Another facet of waiting has to do with “analysis paralysis.” For guys like me and my prep group, it’s painfully easy to over-think everything. We analyze problems for a living, and while in our professional lives there’s an incentive to over-analyze – if you don’t and you screw up big enough, you’re out the door – in our personal lives, it comes at a great cost. “The perfect is the enemy of the good,” the saying goes, and waiting for things to be perfect before doing anything is just a recipe for doing nothing. And while doing nothing was a perfectly acceptable strategy in days gone by, where you literally just had to reach that mid-career plateau so you could coast to retirement, and then run out the clock in Florida, it doesn’t work in a world where there’s a real possibility that there soon won’t be a career, or a retirement. Or maybe even a Florida.
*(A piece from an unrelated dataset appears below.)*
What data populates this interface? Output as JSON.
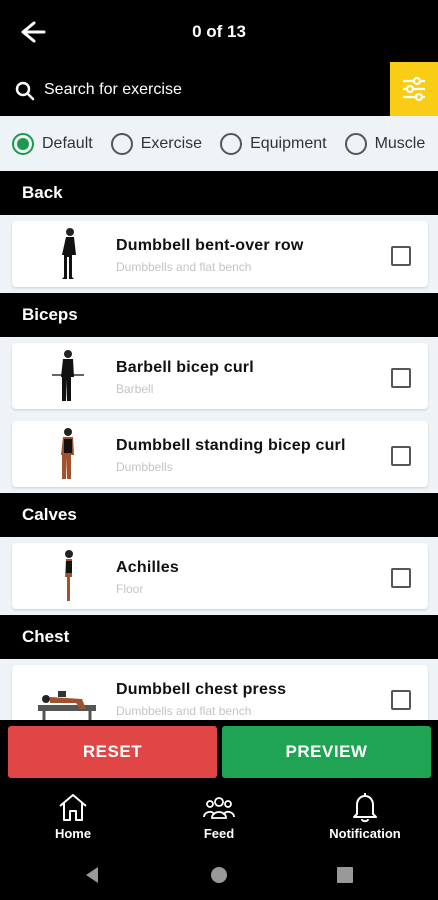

So what’s the solution? Like the title of the post says, “fail early, and fail often.” It’s time to start doing stuff – anything! We need to start throwing things at the wall to see what sticks. Some stuff will stick, some will bounce off, and some will crash and burn. But everything that we throw will at the very least serve as a learning experience. And we might actually start accomplishing something.
This is not to say that any of us has been idle – not by a long shot. Personally, my garden is twice the size it was last year, my stores are deeper and broader, and my skills are growing steadily. But I’ve been avoiding some things that I know need doing, because addressing them would be a tacit admission of failure. An example: about three years ago, I decided to build a greenhouse. I collected windows from craigslist and dumpsters until I had enough glass for a 10’x10′ structure. I wanted to make the lower half of the walls from masonry, both for thermal mass and for aesthetics, so I spent weeks digging for a foundation, mixing and pouring yards of concrete, and building walls of brick, block and stone. Winter rolled around and work had to stop, but never picked up again the next spring, or the next, and eventually all I had was a partially finished eyesore and “attractive nuisance” on my property.
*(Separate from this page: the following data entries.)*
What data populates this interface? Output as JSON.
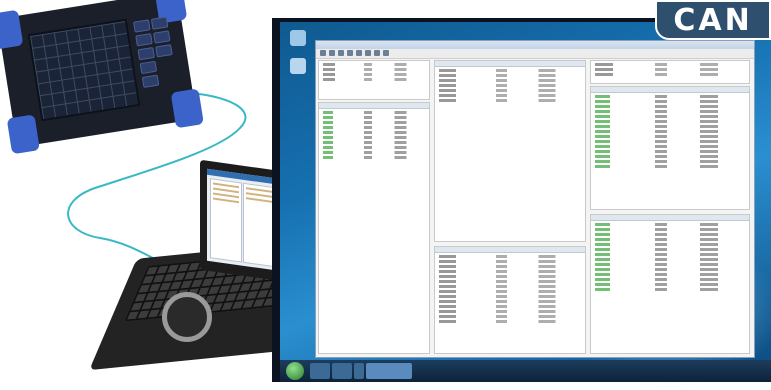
{
  "badge": {
    "label": "CAN",
    "color": "#2f4f6f"
  },
  "colors": {
    "cable": "#3ab8c4",
    "bumper": "#3b63c9",
    "desktop": "#1670b0"
  },
  "icons": [
    "recorder-device-icon",
    "laptop-icon",
    "monitor-icon",
    "start-orb-icon"
  ]
}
And so, two weeks ago, I decided to tear it down. I rented a jackhammer and demolished the whole thing in a weekend. Gone was every meticulously laid stone, every bit of hand-mixed concrete, and the whole dream of a beautiful stone-and-timber greenhouse that would provide fresh vegetables into the winter. As I tore it down, I got a little upset thinking that I had spent probably three irreplaceable weeks of vacation time building that. But, down it had to come, because left standing it was a monument to my failure.
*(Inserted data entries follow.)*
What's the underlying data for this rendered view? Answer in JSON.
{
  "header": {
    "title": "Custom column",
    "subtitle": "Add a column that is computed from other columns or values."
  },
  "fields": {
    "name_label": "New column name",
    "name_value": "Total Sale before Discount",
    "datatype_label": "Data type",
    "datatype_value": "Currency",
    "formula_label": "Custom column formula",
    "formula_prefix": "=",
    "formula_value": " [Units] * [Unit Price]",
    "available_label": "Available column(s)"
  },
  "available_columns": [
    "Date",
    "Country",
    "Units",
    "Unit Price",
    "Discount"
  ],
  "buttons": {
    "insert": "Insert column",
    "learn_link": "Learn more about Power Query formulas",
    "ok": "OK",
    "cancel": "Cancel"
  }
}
Now my beautiful greenhouse is a pile of rubble, ready to be used as fill for the turnaround I’m building as part of my driveway gate project, which will be the subject of a future post. So at least I still have the material, not to mention the skill that went into crafting some pretty decent masonry walls. And I left the foundation, upon which I’ll likely build a much-needed shed this fall. So it’s not a complete loss in the end.
But here’s the important part: I tried. I stretched myself well outside my comfort zone – I could have quickly and easily built a wood-frame greenhouse, but I had a different vision. Unfortunately, I didn’t appreciate the time-scale of such a project, but at least now I know better.
I hope my future failures are less spectacular than this one, and that my successes outnumber them by a wide margin. But failure happens, and we only truly fail when we fall and forget to pick something up while we’re on the ground. And I’d rather fail now when the price is only a deflated wallet and a bruised ego, rather than a starving child or a freezing wife.